By: April Brown
Senior Projects Manager
In 2011, the MIT Sloan Management Review’s sustainability survey of global corporate leaders found that about 70% of respondents are increasing their commitment to sustainability within their organization, a drastic growth from the 2009 version of this survey, which was only 25%. Consequently, in the last decade, a career in sustainability management has gone from virtually non-existent to ranking as “hot” on a list of in-demand professions.
From third-party sustainability consulting to salaried sustainability management staff and C-Suite executives, millennials have an ever increasing opportunity to find a job that makes an impact and aligns with their values. Furthermore, the massive growth in demand for higher education degrees in sustainability has led to corresponding growth in degrees in social and environmental business and management among most colleges and universities throughout the states – big and small, public and private.
That said, until now, there has not been a professional credential that assesses and maintains the professional expectations and competency of the sustainability practitioner. The International Society for Sustainability Professionals (ISSP), whose mission is to empower professionals to advance sustainability in organizations and communities throughout the globe, is setting out to change that. ISSP started in 2007 and, since then, they served their mission by providing professional development in the form of webinars and a structured sustainability certificate program. Additionally, ISSP provides a professional membership program and resources for active members. In the last few years, ISSP has been seeking input and feedback on the needs of the field through a handful of surveys of working sustainability professionals.
The results show professional certifications and credentials are what hiring managers look for in the candidate pool. Since 2010, ISSP has developed a comprehensive understanding of the core competencies and job task requirements for a sustainability practitioner. With this thorough understanding, which they have published on their website
, they are now developing 2 professional credentialing exams, ISSP Sustainability Associate and ISSP Certified Sustainability Professional, which will be available to the public in November 2015.
What is a sustainability practitioner?
According to ISSP, a sustainability practitioner is a professional who spends more than 25% of his or her time planning, implementing, managing, and reporting sustainability efforts for organizations and/or communities. This includes internal and external practitioners.
While the complete details are still under development, what they do know is that the two levels will require the following, in addition to on-going professional development to maintain the credential:
- ISSP Sustainability Associate – Individuals who are new to the field of sustainability but have sufficient education and training to pass a test on basic knowledge and understanding of key sustainability concepts. Specific eligibility requirements include:
- Complete application form and pay application fee
- Sign the Code of Ethics Declaration
- Pass the ISSP-SA Certification Exam

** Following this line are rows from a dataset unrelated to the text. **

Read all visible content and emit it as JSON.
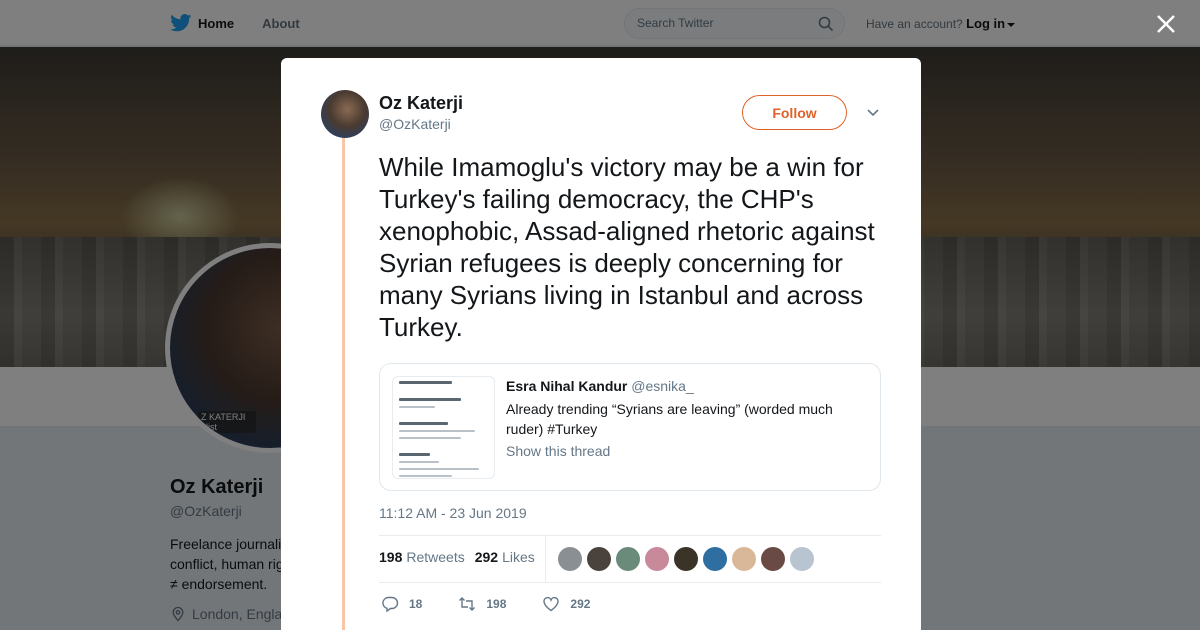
{
  "nav": {
    "home_label": "Home",
    "about_label": "About",
    "search_placeholder": "Search Twitter",
    "account_prompt": "Have an account?",
    "login_label": "Log in"
  },
  "profile": {
    "name": "Oz Katerji",
    "handle": "@OzKaterji",
    "bio_lines": [
      "Freelance journali",
      "conflict, human rig",
      "≠ endorsement."
    ],
    "location": "London, Engla",
    "avatar_caption_1": "Z KATERJI",
    "avatar_caption_2": "alist"
  },
  "tweet": {
    "author_name": "Oz Katerji",
    "author_handle": "@OzKaterji",
    "follow_label": "Follow",
    "text": "While Imamoglu's victory may be a win for Turkey's failing democracy, the CHP's xenophobic, Assad-aligned rhetoric against Syrian refugees is deeply concerning for many Syrians living in Istanbul and across Turkey.",
    "timestamp": "11:12 AM - 23 Jun 2019",
    "retweets_count": "198",
    "retweets_label": "Retweets",
    "likes_count": "292",
    "likes_label": "Likes",
    "reply_count": "18",
    "retweet_action_count": "198",
    "like_action_count": "292"
  },
  "quote": {
    "name": "Esra Nihal Kandur",
    "handle": "@esnika_",
    "text": "Already trending “Syrians are leaving” (worded much ruder) #Turkey",
    "show_thread_label": "Show this thread"
  },
  "likers": [
    {
      "color": "#8a8f94"
    },
    {
      "color": "#4a423c"
    },
    {
      "color": "#6a8a7a"
    },
    {
      "color": "#c88a9a"
    },
    {
      "color": "#3a3428"
    },
    {
      "color": "#2e6ea0"
    },
    {
      "color": "#d8b898"
    },
    {
      "color": "#6a4a44"
    },
    {
      "color": "#b8c4d0"
    }
  ],
  "colors": {
    "accent": "#e0622a",
    "thread_line": "#f8c5a8",
    "twitter_blue": "#1da1f2"
  }
}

- ISSP Certified Sustainability Professional – Experienced sustainability practitioners who demonstrate a combination of sustainability-related work experience and formal education. The certification for the ISSP CSP will be awarded to those who pass a more comprehensive test based on ISSP’s job task analysis. Specific elegibility requirements include:
- Complete application form and pay application fee
- Meet the ISSP-SA requirements
- Pass ISSP-CSP Certification Exam
- Meet certain educational qualifications
- Meet certain work experience qualifications
The exams will cover a comprehensive list of job tasks that are documented in a 20-page report
by ISSP. In summary, an ISSP Certified Sustainability Professional should be competent in the following areas:
- Core Sustainability Concepts – Demonstrate a familiarity with foundational concepts of sustainability
- Stakeholder Engagement – Develop and maintain interpersonal relationships with key stakeholders
- Plan Sustainability Strategies – Lead and influence the creation of comprehensive sustainability strategies and systems
- Implement Sustainability Strategies – Manage the implementation of sustainability strategies and initiatives
- Evaluate Sustainability Efforts
- Adjust Plans
Each exam is a 2-hour, 100-question online exam. All candidates must begin at the Sustainability Associate level and progress to the Certified Sustainability Professional level. Specific eligibility requirements do apply. The questions will be randomly generated from a pool of 1000 questions contributed by a team of subject-matter experts. Because the exam is delivered online, candidates will know their score immediately upon completion. A candidate must earn a score of at least 80% on the certification exam to pass. As with any professional credential, there will be credentialing maintenance and professional development requirements, within a 3-year reporting period.